Once you have read the records below, report how many lines contain the word "this", and give nothing besides that number.

---------- MATERIALS PROVIDED

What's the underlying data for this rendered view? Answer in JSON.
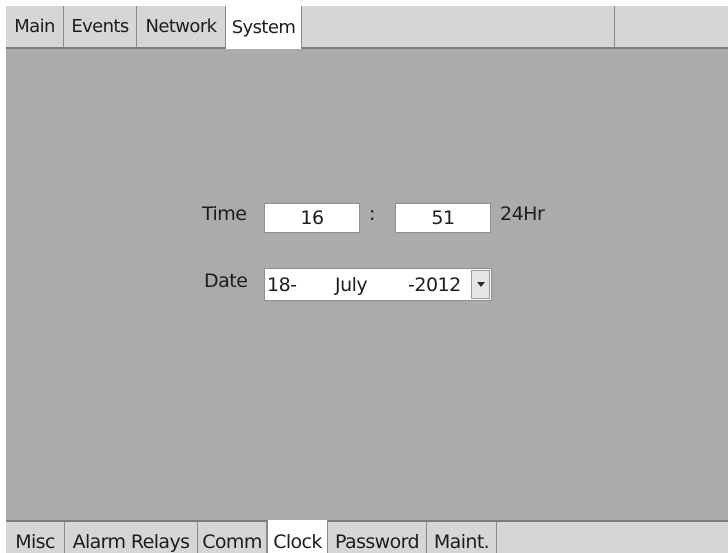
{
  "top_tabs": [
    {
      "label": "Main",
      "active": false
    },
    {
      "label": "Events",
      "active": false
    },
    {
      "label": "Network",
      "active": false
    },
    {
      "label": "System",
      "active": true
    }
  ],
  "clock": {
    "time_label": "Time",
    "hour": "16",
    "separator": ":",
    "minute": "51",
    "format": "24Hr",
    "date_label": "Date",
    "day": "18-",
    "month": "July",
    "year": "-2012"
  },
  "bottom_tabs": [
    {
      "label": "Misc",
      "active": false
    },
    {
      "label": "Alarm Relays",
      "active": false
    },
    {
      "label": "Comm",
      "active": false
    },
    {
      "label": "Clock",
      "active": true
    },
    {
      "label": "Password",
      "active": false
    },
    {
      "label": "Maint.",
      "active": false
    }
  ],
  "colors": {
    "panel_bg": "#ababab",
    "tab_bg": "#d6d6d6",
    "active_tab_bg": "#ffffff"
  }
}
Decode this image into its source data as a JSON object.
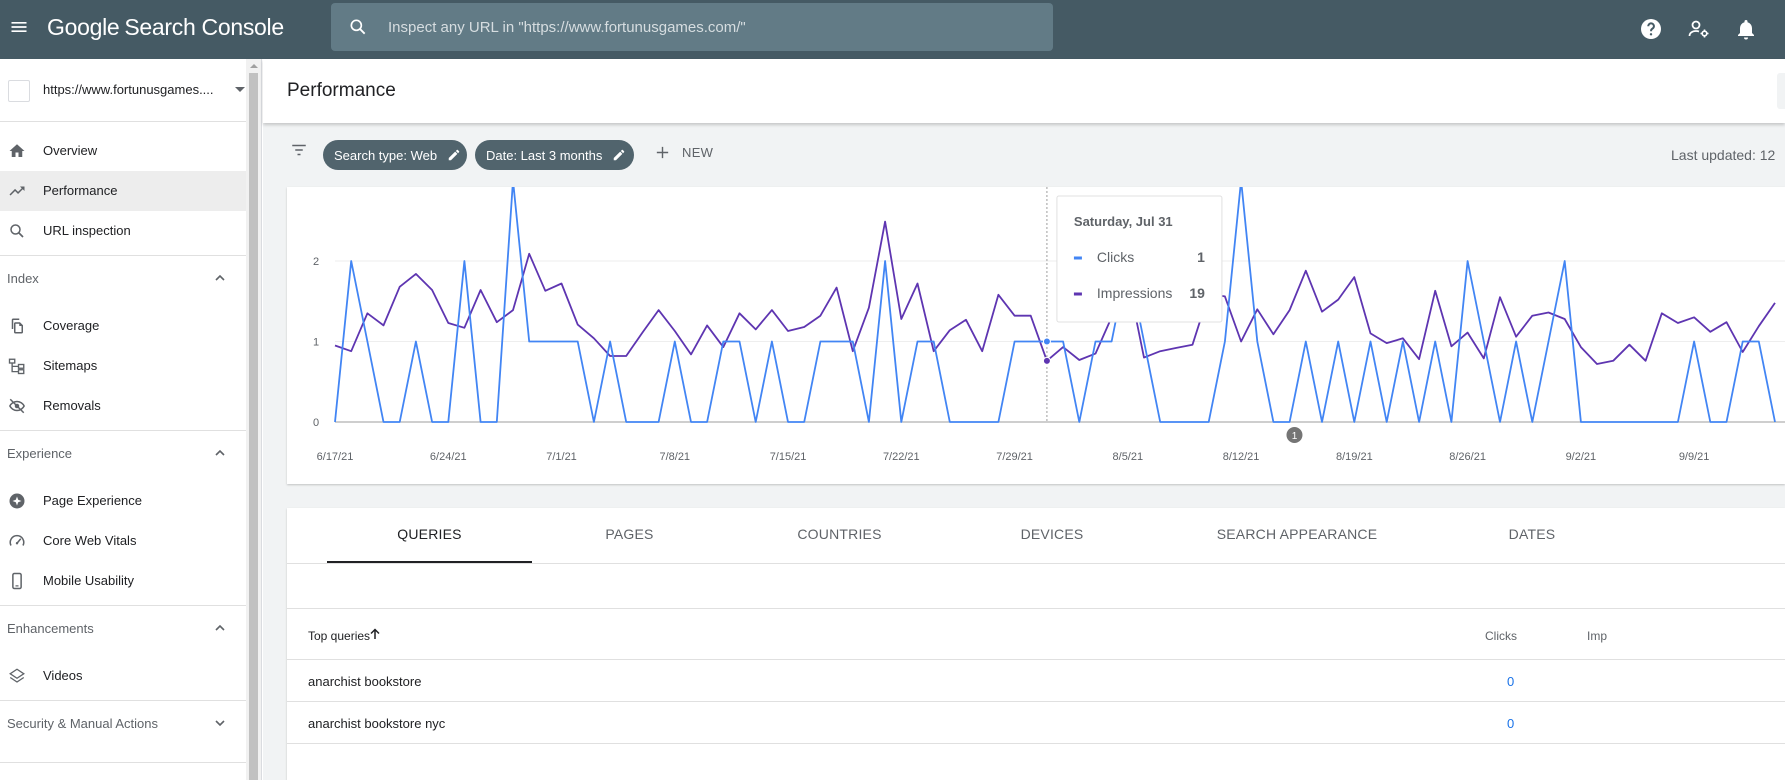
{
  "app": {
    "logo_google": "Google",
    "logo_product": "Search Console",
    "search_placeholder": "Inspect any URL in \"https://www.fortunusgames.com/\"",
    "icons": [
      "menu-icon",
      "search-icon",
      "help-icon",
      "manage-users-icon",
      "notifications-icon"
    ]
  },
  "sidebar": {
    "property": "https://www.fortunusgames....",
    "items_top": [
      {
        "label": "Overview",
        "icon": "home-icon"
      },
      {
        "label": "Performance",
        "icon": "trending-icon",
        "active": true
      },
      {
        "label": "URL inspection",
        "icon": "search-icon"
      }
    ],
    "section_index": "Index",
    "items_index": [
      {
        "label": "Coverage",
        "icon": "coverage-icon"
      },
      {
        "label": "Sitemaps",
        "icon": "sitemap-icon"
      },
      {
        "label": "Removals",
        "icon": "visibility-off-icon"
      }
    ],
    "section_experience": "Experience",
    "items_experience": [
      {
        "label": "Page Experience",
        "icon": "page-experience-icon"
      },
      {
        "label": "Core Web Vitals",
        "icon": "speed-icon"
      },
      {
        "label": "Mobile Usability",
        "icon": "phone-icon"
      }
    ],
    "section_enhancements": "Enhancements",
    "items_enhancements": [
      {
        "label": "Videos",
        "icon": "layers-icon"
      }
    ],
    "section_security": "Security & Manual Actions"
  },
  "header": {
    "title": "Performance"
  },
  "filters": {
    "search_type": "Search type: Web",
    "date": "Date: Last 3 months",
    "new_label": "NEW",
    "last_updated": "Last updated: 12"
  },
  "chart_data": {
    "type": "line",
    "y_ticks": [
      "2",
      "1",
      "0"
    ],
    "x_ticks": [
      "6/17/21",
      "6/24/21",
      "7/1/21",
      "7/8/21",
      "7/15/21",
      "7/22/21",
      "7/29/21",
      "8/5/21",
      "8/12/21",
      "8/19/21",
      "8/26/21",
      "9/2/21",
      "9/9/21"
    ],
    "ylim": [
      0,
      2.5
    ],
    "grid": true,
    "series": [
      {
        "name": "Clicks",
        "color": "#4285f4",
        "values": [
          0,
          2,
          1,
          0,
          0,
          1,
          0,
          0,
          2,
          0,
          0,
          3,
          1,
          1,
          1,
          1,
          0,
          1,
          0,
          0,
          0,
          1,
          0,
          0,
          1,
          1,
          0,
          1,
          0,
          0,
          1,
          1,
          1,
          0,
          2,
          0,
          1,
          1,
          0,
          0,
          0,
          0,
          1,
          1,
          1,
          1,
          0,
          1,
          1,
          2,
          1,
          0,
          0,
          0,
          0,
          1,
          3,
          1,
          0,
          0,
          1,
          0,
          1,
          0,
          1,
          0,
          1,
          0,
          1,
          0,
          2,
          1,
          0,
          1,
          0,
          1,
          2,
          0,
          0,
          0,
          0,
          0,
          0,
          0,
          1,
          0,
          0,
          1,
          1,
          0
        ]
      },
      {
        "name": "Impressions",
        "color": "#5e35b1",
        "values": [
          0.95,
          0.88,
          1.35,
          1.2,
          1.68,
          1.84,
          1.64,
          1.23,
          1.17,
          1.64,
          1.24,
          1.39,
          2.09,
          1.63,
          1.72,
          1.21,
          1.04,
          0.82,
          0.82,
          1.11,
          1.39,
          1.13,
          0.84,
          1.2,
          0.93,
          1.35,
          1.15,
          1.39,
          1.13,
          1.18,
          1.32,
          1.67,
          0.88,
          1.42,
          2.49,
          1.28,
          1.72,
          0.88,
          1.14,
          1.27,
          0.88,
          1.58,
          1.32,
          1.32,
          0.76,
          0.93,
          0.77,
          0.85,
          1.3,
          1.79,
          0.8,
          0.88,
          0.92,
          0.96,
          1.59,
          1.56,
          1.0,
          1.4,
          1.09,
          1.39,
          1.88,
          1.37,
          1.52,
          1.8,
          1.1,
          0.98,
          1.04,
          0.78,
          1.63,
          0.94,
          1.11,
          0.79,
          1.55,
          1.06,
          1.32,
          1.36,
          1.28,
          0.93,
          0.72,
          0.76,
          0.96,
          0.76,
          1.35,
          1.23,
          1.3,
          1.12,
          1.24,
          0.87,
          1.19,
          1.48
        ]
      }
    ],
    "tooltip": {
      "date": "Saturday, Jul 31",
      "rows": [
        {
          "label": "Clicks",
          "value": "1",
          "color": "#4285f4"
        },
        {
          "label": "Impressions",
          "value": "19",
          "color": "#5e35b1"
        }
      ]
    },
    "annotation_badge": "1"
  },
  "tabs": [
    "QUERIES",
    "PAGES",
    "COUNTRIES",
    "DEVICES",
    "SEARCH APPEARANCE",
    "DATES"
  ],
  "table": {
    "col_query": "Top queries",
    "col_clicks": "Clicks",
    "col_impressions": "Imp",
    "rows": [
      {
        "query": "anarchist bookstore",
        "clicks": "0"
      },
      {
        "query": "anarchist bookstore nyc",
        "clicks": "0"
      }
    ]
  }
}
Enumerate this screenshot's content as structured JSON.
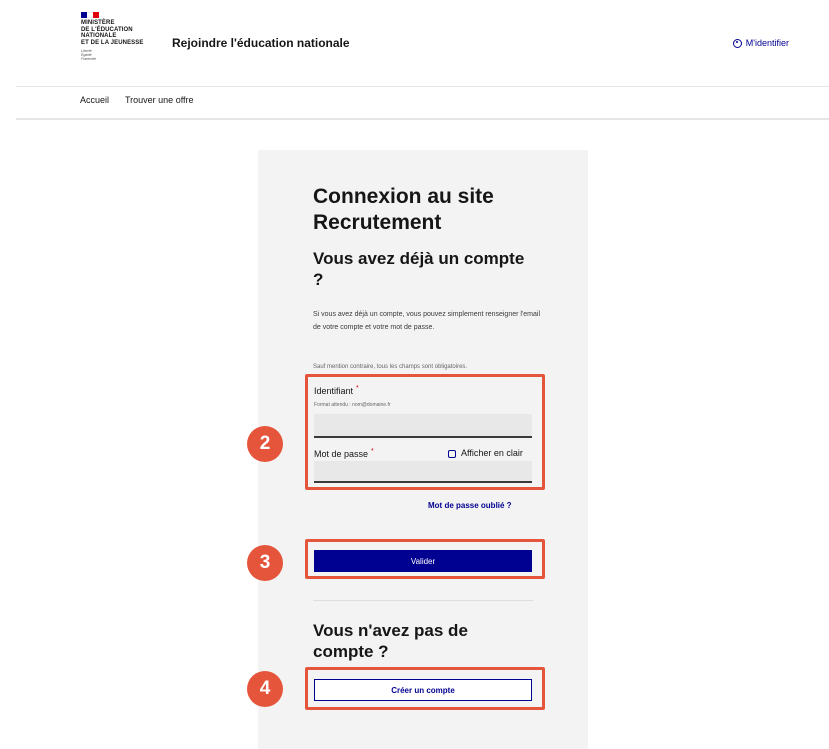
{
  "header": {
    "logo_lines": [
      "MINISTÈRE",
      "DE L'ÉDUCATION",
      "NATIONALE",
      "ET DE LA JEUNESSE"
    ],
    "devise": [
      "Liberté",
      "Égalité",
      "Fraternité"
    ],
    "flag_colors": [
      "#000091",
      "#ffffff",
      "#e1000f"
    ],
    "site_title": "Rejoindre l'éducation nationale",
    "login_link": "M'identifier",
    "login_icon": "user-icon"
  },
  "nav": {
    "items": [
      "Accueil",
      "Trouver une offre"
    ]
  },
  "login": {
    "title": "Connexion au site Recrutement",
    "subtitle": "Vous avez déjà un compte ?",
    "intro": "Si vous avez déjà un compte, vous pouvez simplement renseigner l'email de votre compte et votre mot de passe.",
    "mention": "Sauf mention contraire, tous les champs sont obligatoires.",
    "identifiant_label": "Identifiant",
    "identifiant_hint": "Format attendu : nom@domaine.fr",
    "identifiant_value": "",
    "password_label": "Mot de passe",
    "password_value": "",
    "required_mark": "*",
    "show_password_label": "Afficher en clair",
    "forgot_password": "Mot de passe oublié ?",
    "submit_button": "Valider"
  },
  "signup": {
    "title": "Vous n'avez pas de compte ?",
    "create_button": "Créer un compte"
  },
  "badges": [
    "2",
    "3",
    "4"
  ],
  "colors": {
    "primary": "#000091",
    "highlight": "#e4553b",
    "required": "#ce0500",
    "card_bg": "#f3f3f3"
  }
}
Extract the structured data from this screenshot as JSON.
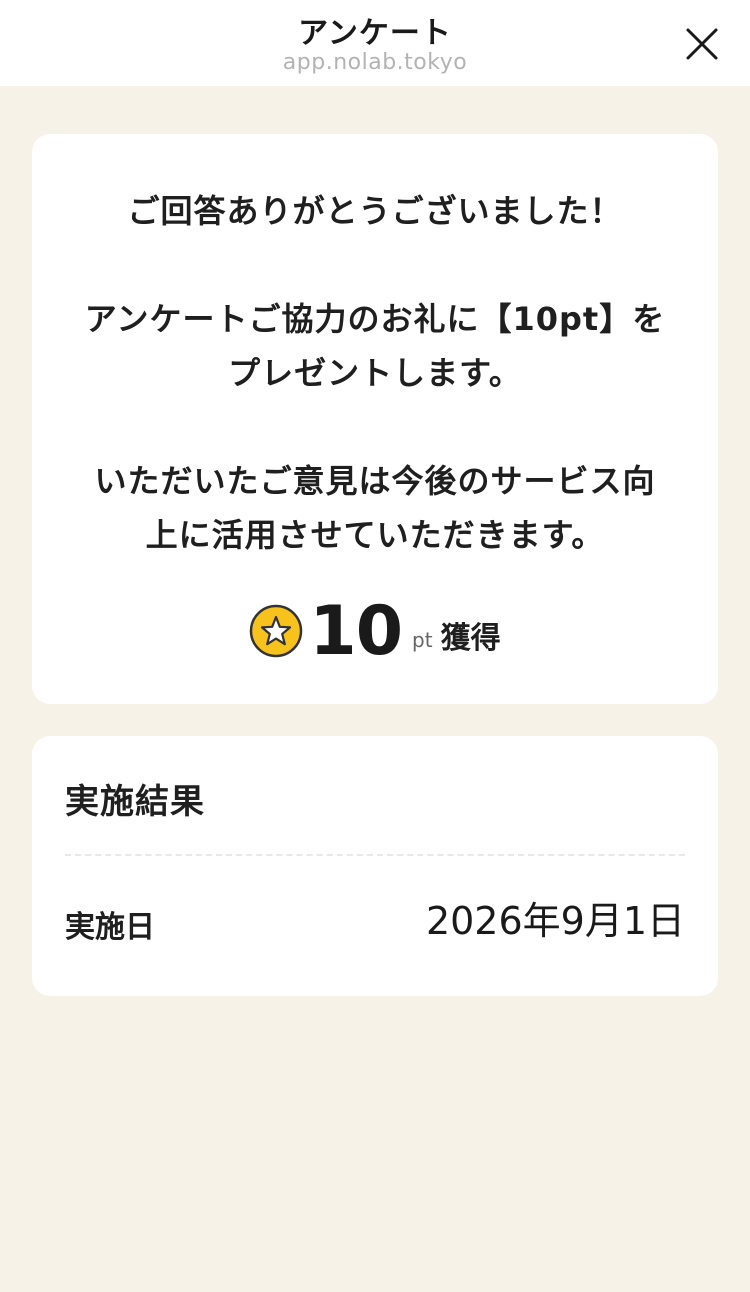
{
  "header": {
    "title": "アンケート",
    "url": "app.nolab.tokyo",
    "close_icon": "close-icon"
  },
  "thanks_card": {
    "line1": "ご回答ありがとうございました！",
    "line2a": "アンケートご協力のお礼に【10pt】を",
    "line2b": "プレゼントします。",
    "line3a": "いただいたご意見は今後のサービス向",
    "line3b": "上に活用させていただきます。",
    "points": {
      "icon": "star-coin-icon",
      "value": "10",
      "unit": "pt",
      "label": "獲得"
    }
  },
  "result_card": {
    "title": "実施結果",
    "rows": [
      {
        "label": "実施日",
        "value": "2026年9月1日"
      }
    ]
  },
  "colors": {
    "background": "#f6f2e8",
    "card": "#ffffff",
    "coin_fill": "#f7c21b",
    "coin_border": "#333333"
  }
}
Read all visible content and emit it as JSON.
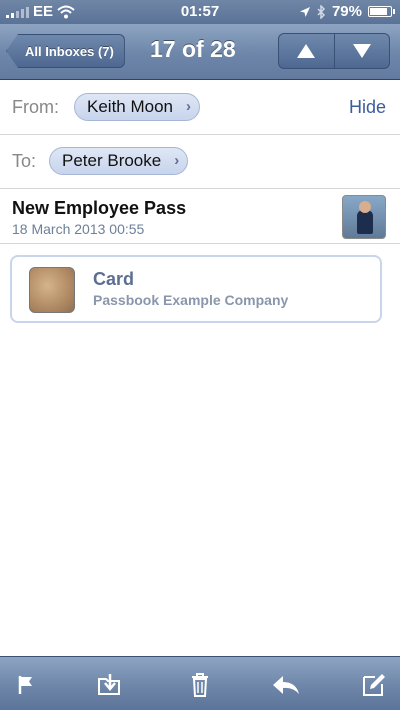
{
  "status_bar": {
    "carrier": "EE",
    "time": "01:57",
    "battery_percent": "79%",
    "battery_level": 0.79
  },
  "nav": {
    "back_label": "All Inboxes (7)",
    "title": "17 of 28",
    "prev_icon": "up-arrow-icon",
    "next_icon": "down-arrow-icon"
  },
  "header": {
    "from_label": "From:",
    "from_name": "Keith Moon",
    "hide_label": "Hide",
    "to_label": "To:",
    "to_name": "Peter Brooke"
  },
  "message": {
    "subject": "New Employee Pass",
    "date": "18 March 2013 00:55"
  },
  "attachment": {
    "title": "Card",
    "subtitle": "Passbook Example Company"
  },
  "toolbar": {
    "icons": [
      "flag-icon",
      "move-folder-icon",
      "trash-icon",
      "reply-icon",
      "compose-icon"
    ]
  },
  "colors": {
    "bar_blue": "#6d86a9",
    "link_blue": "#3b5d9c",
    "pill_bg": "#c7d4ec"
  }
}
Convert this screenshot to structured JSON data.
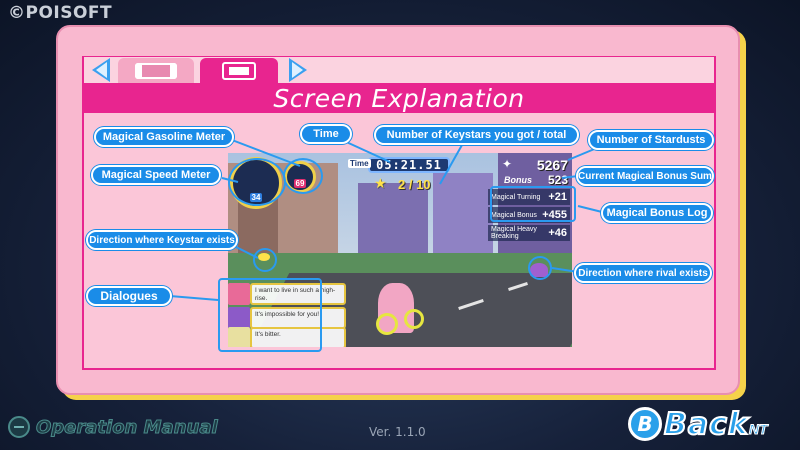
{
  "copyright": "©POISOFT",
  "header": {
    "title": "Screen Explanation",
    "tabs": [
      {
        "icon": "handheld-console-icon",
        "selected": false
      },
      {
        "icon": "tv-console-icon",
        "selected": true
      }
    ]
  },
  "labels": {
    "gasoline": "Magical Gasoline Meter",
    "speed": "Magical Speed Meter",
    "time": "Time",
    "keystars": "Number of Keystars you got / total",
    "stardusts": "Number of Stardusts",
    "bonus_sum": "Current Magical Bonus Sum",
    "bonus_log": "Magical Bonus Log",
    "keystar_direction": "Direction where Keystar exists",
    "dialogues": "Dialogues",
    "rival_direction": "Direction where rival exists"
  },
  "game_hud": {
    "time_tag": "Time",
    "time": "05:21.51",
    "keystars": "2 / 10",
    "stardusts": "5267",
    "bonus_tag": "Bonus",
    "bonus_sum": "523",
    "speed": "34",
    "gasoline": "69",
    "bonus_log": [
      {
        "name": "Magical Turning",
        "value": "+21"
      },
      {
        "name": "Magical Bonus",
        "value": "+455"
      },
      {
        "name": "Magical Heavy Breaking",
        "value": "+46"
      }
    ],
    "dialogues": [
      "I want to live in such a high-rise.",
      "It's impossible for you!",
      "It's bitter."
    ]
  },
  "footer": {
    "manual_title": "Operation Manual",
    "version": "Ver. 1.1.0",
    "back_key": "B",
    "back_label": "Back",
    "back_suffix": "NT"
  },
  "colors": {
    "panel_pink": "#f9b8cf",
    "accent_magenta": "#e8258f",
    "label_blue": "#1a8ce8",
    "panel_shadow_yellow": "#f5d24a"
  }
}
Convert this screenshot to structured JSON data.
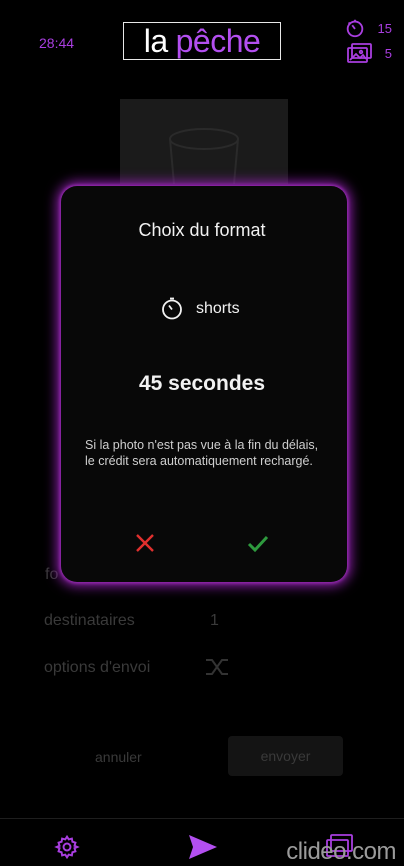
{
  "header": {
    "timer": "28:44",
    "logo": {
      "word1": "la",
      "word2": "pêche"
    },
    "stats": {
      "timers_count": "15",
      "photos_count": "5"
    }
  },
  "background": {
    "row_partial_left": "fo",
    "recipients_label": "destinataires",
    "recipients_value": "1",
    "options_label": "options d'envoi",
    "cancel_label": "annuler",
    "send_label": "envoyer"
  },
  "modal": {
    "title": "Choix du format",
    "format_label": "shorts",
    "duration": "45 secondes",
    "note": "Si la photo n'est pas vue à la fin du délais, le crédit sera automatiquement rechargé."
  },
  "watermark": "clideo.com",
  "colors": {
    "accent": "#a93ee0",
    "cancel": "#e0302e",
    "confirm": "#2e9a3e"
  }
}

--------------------

### [RESULT BELOW]
6